Northern Irish businesses want a last minute grace period to keep British trade flowing after new Brexit arrangements come into force on January 1.
Manufacturers, retailers and farmers said they would not be ready for new customs procedures for Northern Ireland, blaming a lack of detail from the Government and the coronavirus pandemic.
“We need an implementation period, you can call it an adjustment period, you can call it the pink fluffy bunny period if you like we don’t care what it is”, said Aodhán Connelly of the Northern Ireland Retail Consortium.
“These are fundamental and structural changes to how you do business.”
Steven Kelly, chief executive of Manufacturing Northern Ireland, added: “We quite simply don’t have the detail, nor the time required, and, with the best will in the world in six weeks we won’t get there,” said.
The UK leaves the EU’s Customs Union and Single Market on January 1 after the end of the transition period. Northern Ireland will continue to follow some EU rules to prevent a hard border on the island of Ireland. Instead there will be a customs border in the Irish Sea.
“Countless” businesses and communities in Northern Ireland are expressing “frustration, anxiety and fear” over Brexit trading arrangements with 43 days until the end of the transition period, shadow Northern Ireland secretary Lou Haigh said.
“Thousands of businesses still do not know the bare basics of how they will trade with Great Britain in just six weeks’ time,” she said as she asked an urgent question in the House of Commons.
Business leaders said the trade with mainland Britain was vital to their businesses and that they needed guarantees that their goods would not be stopped in Scotland and Wales.
Mr Kelly said that manufacturers were pinning their hopes on UK and EU negotiators successfully striking a free trade deal before the end of year deadline, as well as a grace period and guarantees from the UK and EU that trade could continue as normal.

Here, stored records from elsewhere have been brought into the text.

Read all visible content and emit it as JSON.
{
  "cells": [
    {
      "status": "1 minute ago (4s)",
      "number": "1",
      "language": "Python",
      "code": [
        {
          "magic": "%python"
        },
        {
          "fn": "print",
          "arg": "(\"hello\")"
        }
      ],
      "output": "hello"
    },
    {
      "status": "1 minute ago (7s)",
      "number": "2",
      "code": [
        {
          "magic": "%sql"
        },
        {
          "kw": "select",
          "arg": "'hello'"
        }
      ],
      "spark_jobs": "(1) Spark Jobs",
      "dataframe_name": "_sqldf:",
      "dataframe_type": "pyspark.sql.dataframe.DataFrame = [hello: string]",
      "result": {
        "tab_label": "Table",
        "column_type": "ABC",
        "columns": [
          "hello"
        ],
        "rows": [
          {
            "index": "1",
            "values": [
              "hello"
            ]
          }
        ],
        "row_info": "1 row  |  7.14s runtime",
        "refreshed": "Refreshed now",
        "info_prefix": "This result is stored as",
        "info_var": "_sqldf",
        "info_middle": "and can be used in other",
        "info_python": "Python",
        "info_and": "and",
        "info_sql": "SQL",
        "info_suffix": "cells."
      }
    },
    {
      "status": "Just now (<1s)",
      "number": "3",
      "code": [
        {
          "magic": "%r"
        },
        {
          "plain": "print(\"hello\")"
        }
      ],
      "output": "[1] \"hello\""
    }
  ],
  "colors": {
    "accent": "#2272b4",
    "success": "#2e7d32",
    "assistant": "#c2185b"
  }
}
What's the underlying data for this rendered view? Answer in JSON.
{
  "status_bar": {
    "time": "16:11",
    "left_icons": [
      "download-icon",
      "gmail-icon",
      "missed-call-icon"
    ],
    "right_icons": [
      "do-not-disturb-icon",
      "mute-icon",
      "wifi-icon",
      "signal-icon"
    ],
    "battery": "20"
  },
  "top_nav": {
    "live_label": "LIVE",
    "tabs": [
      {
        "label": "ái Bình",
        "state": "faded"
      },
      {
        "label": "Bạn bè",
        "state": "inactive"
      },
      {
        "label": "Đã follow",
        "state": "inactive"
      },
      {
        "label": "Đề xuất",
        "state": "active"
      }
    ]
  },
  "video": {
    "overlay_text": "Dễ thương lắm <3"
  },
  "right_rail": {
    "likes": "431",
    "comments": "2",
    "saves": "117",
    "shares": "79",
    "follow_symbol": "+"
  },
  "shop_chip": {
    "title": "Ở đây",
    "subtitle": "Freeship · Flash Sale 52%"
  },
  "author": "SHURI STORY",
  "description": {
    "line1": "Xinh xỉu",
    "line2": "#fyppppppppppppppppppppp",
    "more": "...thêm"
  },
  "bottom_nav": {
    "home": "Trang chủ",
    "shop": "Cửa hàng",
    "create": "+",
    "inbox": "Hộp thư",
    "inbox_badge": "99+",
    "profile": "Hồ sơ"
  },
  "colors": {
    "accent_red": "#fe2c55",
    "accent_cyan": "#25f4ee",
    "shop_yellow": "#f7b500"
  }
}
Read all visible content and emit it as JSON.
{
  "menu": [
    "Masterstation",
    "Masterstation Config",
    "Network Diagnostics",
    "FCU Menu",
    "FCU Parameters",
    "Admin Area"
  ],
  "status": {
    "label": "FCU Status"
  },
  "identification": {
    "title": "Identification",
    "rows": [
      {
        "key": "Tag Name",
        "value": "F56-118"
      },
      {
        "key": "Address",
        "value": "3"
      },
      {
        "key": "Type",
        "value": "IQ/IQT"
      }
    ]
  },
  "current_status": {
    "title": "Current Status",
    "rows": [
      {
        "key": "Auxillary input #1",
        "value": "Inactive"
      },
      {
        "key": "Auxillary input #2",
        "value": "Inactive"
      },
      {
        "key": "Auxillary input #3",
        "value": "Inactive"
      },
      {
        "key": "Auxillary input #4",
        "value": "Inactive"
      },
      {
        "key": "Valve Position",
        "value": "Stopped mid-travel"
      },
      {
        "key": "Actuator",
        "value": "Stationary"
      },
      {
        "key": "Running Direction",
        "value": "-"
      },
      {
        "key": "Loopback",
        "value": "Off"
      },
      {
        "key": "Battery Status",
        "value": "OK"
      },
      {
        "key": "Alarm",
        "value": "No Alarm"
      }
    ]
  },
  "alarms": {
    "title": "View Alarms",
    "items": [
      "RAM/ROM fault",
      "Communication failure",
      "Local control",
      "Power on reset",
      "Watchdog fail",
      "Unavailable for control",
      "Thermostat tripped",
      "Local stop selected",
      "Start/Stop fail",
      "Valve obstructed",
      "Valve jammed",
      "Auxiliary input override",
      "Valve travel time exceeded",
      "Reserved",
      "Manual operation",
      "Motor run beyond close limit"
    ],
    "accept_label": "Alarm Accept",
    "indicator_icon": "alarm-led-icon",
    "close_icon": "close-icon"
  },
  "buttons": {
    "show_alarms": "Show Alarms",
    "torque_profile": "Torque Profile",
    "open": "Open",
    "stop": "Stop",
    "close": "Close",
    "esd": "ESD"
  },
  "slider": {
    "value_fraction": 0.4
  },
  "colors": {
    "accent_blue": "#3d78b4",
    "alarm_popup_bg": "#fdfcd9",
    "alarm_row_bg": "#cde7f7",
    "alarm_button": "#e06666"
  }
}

The EU would have to agree to waive export declarations on Northern Irish goods being exported to Britain, while the UK would not stop goods entering mainland Britain.
The Government has already conceded it will not be ready to impose full border checks on EU goods entering the UK on January 1. Instead it will phase in the controls over six months. The EU says it will be ready to perform full checks on UK imports from January 1.
A ‘no trade deal’ Brexit would turn the customs border from “a paper border to a brick border”, Mr Connelly warned.
In a debate on the Northern Irish protocol in the Commons, the DUP’s Westminster leader Sir Jeffrey Donaldson said there was cross party and cross community support “for a period of time for implementation of these measures to allow our businesses, supermarkets and others to prepare properly.”
Northern Ireland Minister Robin Walker said that would be “one of the most sensible ways” of tackling the issue.
In a separate scrutiny committee, Northern Ireland’s Justice minister told MPs the country faced a “potential bonanza” of organised crime unless the UK strikes a security agreement with the EU during the ongoing trade talks.
Naomi Long, minister of justice at the Northern Ireland executive, said gangsters would exploit gaps in cross-border judicial cooperation created by Brexit after the end of transition.
If there is no deal, the UK and Ireland would fall back on laws for extradition dating back to the 1950s, she said.
Extradition times could be lengthened to up to two years from as little as six weeks with the European Arrest Warrant, which the UK leaves at the end of the year.
“You can’t fight crime in 2020 with 1950 tools,” the former MEP said as she credited existing judicial cooperation with jailing many dangerous criminals.
Ms Long warned there would also be no legal basis for sharing intelligence and data between Northern Irish and Irish police or other EU forces.
She told the Northern Ireland Affairs Committee the Government should at a bare minimum strike a comprehensive bilateral deal on security, and judicial cooperation was needed with the Republic.
“There is always in Northern Ireland the potential for unrest if people are politically disturbed by the workings of Brexit,” she said.
“There is the capacity for expansion of black market activity when differentials and tariffs on trading arrangements exist,” she warned referring to the new customs arrangements.
Negotiations over security and judicial cooperation are continuing at the same time as trade talks in Brussels.
Work towards a new extradition treaty is progressing well after the UK committed to remaining in the European Convention of Human Rights.
A UK government spokesperson said, "We have launched an unprecedented £200 million Trader Support Service and will continue to publish guidance as arrangements are finalised.
"Further measures to support agrifood traders will be announced shortly and we are working to resolve all outstanding issues for supermarkets and other traders through the Joint Committee, where we have agreed an intensified process of engagement with the EU."
EU officials said that the new arrangements would come into force on January 1 and there would be no extension to that deadline.